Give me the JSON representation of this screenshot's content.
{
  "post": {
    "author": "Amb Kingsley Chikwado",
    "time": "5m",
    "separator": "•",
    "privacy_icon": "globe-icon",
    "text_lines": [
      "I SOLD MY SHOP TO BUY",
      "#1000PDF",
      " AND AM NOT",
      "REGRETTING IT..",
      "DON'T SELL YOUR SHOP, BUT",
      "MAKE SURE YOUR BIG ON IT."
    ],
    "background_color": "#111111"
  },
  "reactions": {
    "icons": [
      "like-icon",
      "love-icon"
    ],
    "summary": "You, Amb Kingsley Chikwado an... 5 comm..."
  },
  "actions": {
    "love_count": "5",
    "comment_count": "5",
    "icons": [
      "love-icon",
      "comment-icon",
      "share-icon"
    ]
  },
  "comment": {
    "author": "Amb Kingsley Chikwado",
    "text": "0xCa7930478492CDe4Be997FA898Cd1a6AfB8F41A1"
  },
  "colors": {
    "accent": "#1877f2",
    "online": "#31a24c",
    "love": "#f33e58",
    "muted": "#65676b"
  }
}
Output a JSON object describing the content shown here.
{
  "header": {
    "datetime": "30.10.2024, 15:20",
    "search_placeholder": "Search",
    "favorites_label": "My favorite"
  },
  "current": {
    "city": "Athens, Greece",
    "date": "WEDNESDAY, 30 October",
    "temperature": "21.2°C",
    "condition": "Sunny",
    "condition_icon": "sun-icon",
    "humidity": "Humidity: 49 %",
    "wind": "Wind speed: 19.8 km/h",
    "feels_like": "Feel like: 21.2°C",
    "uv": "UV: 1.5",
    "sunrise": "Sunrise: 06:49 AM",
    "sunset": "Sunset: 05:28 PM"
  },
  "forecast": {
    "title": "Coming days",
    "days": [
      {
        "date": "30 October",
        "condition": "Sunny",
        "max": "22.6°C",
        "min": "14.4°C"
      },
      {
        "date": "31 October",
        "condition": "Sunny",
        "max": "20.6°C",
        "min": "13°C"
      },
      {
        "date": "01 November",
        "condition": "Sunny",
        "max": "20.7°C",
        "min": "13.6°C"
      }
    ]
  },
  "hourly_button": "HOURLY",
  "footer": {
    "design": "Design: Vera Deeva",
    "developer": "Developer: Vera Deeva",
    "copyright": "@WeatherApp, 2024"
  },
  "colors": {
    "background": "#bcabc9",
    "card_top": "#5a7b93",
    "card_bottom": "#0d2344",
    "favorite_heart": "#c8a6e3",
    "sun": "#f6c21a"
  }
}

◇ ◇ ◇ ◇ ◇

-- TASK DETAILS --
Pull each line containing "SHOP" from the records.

-- ANSWER SPACE --
      "I SOLD MY SHOP TO BUY",
      "DON'T SELL YOUR SHOP, BUT",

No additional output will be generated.